IBS does not increase a patient’s risk of malignancy; it is a chronic disease. Patients may benefit from excluding foods that increase flatulence, adhering to a low FODMAP (fermentable oligo-, di-, and monosaccharides and polyols) diet is another strategy to alleviate symptoms. Learn more on what foods to avoid for IBS in our recent blog post.
Physical activity has also been shown to improve the severity of IBS symptoms. Research is limited to complementary health approaches such as acupuncture, yoga, mediation, reflexology, or hypnotherapy for the improvement of IBS symptoms. There is some evidence suggesting its usefulness, although the research is still very uncertain.
The decision to treat patients with pharmacologic agents depends on the severity of symptoms and impact on quality of life as well as the subtype of IBS. Learn more about IBS types in our recent blog post.
Treatments for those with constipation (IBS-C) may include soluble fiber, laxatives, or prescribed medications that stimulate intestinal motility, fluid secretion, or transit.

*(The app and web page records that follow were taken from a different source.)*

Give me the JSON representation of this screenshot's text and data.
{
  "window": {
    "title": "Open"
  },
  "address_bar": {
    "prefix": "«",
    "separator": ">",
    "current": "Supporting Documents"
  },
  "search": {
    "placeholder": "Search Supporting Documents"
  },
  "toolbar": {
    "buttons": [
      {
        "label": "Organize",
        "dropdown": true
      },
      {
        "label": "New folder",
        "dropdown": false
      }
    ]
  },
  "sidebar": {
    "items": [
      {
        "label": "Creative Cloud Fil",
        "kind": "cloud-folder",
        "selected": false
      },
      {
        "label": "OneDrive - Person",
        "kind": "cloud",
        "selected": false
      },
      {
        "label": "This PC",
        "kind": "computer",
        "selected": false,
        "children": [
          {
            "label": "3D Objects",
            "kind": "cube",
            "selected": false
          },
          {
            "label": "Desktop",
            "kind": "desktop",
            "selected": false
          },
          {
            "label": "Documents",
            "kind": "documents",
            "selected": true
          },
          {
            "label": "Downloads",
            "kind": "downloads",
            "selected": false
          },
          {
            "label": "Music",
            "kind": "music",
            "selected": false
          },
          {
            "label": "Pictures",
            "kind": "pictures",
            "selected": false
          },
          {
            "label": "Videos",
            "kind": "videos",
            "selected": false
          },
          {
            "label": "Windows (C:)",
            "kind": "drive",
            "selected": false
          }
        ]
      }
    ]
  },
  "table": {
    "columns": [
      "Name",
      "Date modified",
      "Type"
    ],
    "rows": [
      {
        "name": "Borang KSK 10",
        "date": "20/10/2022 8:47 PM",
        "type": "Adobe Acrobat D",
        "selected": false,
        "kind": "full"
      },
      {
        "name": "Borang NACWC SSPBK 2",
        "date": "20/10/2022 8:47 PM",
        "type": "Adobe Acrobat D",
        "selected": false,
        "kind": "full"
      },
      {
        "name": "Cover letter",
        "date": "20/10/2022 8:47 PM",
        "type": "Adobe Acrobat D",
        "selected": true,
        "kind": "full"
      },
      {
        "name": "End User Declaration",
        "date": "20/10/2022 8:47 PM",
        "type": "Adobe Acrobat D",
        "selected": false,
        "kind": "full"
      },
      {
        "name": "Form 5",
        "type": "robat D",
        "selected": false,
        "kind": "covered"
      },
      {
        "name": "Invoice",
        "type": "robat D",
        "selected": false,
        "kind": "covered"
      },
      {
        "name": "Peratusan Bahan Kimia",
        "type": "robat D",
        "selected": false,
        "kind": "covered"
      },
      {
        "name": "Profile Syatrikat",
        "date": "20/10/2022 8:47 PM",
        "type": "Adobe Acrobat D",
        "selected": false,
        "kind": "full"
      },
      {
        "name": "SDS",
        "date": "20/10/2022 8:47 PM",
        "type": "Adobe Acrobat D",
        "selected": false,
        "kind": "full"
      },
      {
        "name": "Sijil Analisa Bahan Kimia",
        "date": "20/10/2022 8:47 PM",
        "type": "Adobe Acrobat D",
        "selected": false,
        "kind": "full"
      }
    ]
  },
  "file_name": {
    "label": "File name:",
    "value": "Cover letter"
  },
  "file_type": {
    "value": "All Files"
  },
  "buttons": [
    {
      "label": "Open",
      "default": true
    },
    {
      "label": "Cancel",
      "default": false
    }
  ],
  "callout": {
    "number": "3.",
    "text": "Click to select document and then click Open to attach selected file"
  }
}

In patients with IBS-diarrhea (IBS-D), antidiarrheal agents, anticholinergic agents, bile acid sequestrants, or agents which decrease colonic motility and secretion may be considered.
Antidepressants, pain medications, or antispasmodics are also sometimes used to treat IBS.
All therapy options should be carefully discussed and managed by a patient’s medical provider.
IBS is associated with poor quality of life or missed days from work, as well as depression or anxiety. Depression and anxiety can also exacerbate IBS symptoms. Chronic constipation or diarrhea can also increase the risk of hemorrhoids. As IBS symptoms vary in severity and subtype over time, it is important for proper condition management to maintain one’s health and avoid complications from IBS.
When to see a medical provider
See your medical provider when there is a persistent change in bowel habits or signs or symptoms of IBS. IBS may look like many other medical conditions, and some may be much more serious, such as colon cancer. Discuss your signs and symptoms, especially when there are concerning issues such as weight loss, rectal bleeding, unexplained vomiting, difficulty swallowing, night time diarrhea, and persistent pain unrelieved by passing gas or a bowel movement. The onset of new signs and symptoms after age 50 is also a red flag for additional testing, especially if there is a family history of colon cancer.
Atlantia Clinical Trials is a world-class renowned Contract Research Organisation (CRO) for delivering human clinical studies.
We are currently running IBS trials in the Chicago area! This study is investigating if a food supplement can help symptoms of IBS in those diagnosed with the condition. Learn more on how to get diagnosed in our blog post.
IBS paid clinical trials
If you are diagnosed with IBS and would like to contribute to further scientific advancement and get compensated for your time, you need to:
• Have a diagnosis of IBS
• Be experiencing symptoms of IBS
• Be aged 18 or over
• 3 in-person visits to our Chicago clinic.
• Be available for 2 telephone visits
• Consume the food supplement or a comparator with no effect daily for 12 weeks
• You will need to fill out a daily short IBS symptom questionnaire